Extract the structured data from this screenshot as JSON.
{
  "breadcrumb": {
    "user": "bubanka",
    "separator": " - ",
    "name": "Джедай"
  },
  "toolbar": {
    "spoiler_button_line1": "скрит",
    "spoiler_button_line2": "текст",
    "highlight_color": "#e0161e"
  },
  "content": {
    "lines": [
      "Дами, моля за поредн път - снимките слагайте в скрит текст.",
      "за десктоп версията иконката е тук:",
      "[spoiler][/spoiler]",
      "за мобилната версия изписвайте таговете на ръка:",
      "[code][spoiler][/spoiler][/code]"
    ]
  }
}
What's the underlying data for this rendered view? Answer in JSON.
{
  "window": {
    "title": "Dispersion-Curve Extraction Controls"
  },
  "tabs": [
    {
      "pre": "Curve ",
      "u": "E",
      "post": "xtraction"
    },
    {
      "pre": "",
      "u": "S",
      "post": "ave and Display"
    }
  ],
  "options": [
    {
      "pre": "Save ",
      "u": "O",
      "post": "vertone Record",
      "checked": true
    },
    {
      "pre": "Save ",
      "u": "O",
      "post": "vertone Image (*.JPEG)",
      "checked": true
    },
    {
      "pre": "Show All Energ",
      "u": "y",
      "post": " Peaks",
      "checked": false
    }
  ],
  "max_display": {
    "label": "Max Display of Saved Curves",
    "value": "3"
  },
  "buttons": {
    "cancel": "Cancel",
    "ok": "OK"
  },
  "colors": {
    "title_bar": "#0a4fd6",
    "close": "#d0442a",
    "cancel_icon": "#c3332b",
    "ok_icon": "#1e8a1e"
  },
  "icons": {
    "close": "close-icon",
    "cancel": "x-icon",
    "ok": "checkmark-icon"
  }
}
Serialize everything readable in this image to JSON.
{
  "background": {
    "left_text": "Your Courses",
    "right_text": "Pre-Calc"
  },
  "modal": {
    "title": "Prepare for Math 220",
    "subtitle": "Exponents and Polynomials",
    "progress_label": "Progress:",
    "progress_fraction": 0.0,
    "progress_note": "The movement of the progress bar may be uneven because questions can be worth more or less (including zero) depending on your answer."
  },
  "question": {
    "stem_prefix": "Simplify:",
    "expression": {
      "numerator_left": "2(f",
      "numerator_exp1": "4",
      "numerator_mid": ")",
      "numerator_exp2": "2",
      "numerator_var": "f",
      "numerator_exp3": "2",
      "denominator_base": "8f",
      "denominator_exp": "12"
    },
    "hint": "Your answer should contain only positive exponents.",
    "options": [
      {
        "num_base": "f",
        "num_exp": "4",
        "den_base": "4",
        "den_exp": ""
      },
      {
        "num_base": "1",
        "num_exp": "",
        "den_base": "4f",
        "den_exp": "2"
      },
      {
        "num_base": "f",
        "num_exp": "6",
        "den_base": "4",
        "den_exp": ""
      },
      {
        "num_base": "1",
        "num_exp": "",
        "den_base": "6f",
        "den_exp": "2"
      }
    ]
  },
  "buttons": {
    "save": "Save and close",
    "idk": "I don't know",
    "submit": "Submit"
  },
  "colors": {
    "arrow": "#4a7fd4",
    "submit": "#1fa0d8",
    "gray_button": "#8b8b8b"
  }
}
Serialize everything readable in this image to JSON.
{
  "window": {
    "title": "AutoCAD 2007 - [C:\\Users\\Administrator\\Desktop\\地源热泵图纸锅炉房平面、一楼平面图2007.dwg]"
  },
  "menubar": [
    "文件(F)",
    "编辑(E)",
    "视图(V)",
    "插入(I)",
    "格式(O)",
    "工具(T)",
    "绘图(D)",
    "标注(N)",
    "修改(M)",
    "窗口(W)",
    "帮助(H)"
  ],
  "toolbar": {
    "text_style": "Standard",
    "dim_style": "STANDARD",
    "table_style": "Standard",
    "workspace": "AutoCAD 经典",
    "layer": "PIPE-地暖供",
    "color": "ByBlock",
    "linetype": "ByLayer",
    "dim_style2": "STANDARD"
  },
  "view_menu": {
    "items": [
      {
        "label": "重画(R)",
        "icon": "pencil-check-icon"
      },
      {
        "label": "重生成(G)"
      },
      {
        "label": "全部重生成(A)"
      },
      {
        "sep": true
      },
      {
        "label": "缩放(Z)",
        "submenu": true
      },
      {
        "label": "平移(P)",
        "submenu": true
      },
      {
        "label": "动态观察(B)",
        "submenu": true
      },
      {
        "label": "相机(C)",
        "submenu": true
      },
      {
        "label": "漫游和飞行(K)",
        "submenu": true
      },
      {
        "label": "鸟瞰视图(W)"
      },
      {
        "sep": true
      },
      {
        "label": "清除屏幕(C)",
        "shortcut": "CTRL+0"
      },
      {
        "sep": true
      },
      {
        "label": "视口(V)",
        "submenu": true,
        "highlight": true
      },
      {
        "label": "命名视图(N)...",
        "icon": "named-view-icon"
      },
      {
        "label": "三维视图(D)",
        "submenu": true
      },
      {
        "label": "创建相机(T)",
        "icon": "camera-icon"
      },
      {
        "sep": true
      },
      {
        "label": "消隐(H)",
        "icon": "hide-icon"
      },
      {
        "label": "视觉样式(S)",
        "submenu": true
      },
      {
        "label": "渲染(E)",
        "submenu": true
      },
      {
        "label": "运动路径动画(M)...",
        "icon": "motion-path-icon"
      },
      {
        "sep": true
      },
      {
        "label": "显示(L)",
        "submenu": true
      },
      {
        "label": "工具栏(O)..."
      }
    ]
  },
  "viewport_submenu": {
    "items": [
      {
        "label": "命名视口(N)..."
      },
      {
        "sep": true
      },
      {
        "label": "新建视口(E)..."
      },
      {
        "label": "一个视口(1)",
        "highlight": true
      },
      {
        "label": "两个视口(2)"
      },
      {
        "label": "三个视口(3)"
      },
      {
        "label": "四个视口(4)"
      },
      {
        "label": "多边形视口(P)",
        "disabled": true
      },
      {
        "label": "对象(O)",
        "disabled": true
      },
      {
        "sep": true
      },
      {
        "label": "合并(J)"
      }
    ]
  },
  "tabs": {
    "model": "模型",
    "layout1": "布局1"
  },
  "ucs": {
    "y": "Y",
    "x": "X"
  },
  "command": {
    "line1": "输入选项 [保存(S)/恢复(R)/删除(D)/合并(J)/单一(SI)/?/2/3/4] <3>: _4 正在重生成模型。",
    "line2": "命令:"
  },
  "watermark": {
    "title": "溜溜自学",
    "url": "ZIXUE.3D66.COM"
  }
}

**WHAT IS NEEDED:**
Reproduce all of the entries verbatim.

**YOUR SOLUTION:**
Extract the structured data from this screenshot as JSON.
{
  "breadcrumb": {
    "user": "bubanka",
    "separator": " - ",
    "name": "Джедай"
  },
  "toolbar": {
    "spoiler_button_line1": "скрит",
    "spoiler_button_line2": "текст",
    "highlight_color": "#e0161e"
  },
  "content": {
    "lines": [
      "Дами, моля за поредн път - снимките слагайте в скрит текст.",
      "за десктоп версията иконката е тук:",
      "[spoiler][/spoiler]",
      "за мобилната версия изписвайте таговете на ръка:",
      "[code][spoiler][/spoiler][/code]"
    ]
  }
}
What's the underlying data for this rendered view? Answer in JSON.
{
  "window": {
    "title": "Dispersion-Curve Extraction Controls"
  },
  "tabs": [
    {
      "pre": "Curve ",
      "u": "E",
      "post": "xtraction"
    },
    {
      "pre": "",
      "u": "S",
      "post": "ave and Display"
    }
  ],
  "options": [
    {
      "pre": "Save ",
      "u": "O",
      "post": "vertone Record",
      "checked": true
    },
    {
      "pre": "Save ",
      "u": "O",
      "post": "vertone Image (*.JPEG)",
      "checked": true
    },
    {
      "pre": "Show All Energ",
      "u": "y",
      "post": " Peaks",
      "checked": false
    }
  ],
  "max_display": {
    "label": "Max Display of Saved Curves",
    "value": "3"
  },
  "buttons": {
    "cancel": "Cancel",
    "ok": "OK"
  },
  "colors": {
    "title_bar": "#0a4fd6",
    "close": "#d0442a",
    "cancel_icon": "#c3332b",
    "ok_icon": "#1e8a1e"
  },
  "icons": {
    "close": "close-icon",
    "cancel": "x-icon",
    "ok": "checkmark-icon"
  }
}
Serialize everything readable in this image to JSON.
{
  "background": {
    "left_text": "Your Courses",
    "right_text": "Pre-Calc"
  },
  "modal": {
    "title": "Prepare for Math 220",
    "subtitle": "Exponents and Polynomials",
    "progress_label": "Progress:",
    "progress_fraction": 0.0,
    "progress_note": "The movement of the progress bar may be uneven because questions can be worth more or less (including zero) depending on your answer."
  },
  "question": {
    "stem_prefix": "Simplify:",
    "expression": {
      "numerator_left": "2(f",
      "numerator_exp1": "4",
      "numerator_mid": ")",
      "numerator_exp2": "2",
      "numerator_var": "f",
      "numerator_exp3": "2",
      "denominator_base": "8f",
      "denominator_exp": "12"
    },
    "hint": "Your answer should contain only positive exponents.",
    "options": [
      {
        "num_base": "f",
        "num_exp": "4",
        "den_base": "4",
        "den_exp": ""
      },
      {
        "num_base": "1",
        "num_exp": "",
        "den_base": "4f",
        "den_exp": "2"
      },
      {
        "num_base": "f",
        "num_exp": "6",
        "den_base": "4",
        "den_exp": ""
      },
      {
        "num_base": "1",
        "num_exp": "",
        "den_base": "6f",
        "den_exp": "2"
      }
    ]
  },
  "buttons": {
    "save": "Save and close",
    "idk": "I don't know",
    "submit": "Submit"
  },
  "colors": {
    "arrow": "#4a7fd4",
    "submit": "#1fa0d8",
    "gray_button": "#8b8b8b"
  }
}
Serialize everything readable in this image to JSON.
{
  "window": {
    "title": "AutoCAD 2007 - [C:\\Users\\Administrator\\Desktop\\地源热泵图纸锅炉房平面、一楼平面图2007.dwg]"
  },
  "menubar": [
    "文件(F)",
    "编辑(E)",
    "视图(V)",
    "插入(I)",
    "格式(O)",
    "工具(T)",
    "绘图(D)",
    "标注(N)",
    "修改(M)",
    "窗口(W)",
    "帮助(H)"
  ],
  "toolbar": {
    "text_style": "Standard",
    "dim_style": "STANDARD",
    "table_style": "Standard",
    "workspace": "AutoCAD 经典",
    "layer": "PIPE-地暖供",
    "color": "ByBlock",
    "linetype": "ByLayer",
    "dim_style2": "STANDARD"
  },
  "view_menu": {
    "items": [
      {
        "label": "重画(R)",
        "icon": "pencil-check-icon"
      },
      {
        "label": "重生成(G)"
      },
      {
        "label": "全部重生成(A)"
      },
      {
        "sep": true
      },
      {
        "label": "缩放(Z)",
        "submenu": true
      },
      {
        "label": "平移(P)",
        "submenu": true
      },
      {
        "label": "动态观察(B)",
        "submenu": true
      },
      {
        "label": "相机(C)",
        "submenu": true
      },
      {
        "label": "漫游和飞行(K)",
        "submenu": true
      },
      {
        "label": "鸟瞰视图(W)"
      },
      {
        "sep": true
      },
      {
        "label": "清除屏幕(C)",
        "shortcut": "CTRL+0"
      },
      {
        "sep": true
      },
      {
        "label": "视口(V)",
        "submenu": true,
        "highlight": true
      },
      {
        "label": "命名视图(N)...",
        "icon": "named-view-icon"
      },
      {
        "label": "三维视图(D)",
        "submenu": true
      },
      {
        "label": "创建相机(T)",
        "icon": "camera-icon"
      },
      {
        "sep": true
      },
      {
        "label": "消隐(H)",
        "icon": "hide-icon"
      },
      {
        "label": "视觉样式(S)",
        "submenu": true
      },
      {
        "label": "渲染(E)",
        "submenu": true
      },
      {
        "label": "运动路径动画(M)...",
        "icon": "motion-path-icon"
      },
      {
        "sep": true
      },
      {
        "label": "显示(L)",
        "submenu": true
      },
      {
        "label": "工具栏(O)..."
      }
    ]
  },
  "viewport_submenu": {
    "items": [
      {
        "label": "命名视口(N)..."
      },
      {
        "sep": true
      },
      {
        "label": "新建视口(E)..."
      },
      {
        "label": "一个视口(1)",
        "highlight": true
      },
      {
        "label": "两个视口(2)"
      },
      {
        "label": "三个视口(3)"
      },
      {
        "label": "四个视口(4)"
      },
      {
        "label": "多边形视口(P)",
        "disabled": true
      },
      {
        "label": "对象(O)",
        "disabled": true
      },
      {
        "sep": true
      },
      {
        "label": "合并(J)"
      }
    ]
  },
  "tabs": {
    "model": "模型",
    "layout1": "布局1"
  },
  "ucs": {
    "y": "Y",
    "x": "X"
  },
  "command": {
    "line1": "输入选项 [保存(S)/恢复(R)/删除(D)/合并(J)/单一(SI)/?/2/3/4] <3>: _4 正在重生成模型。",
    "line2": "命令:"
  },
  "watermark": {
    "title": "溜溜自学",
    "url": "ZIXUE.3D66.COM"
  }
}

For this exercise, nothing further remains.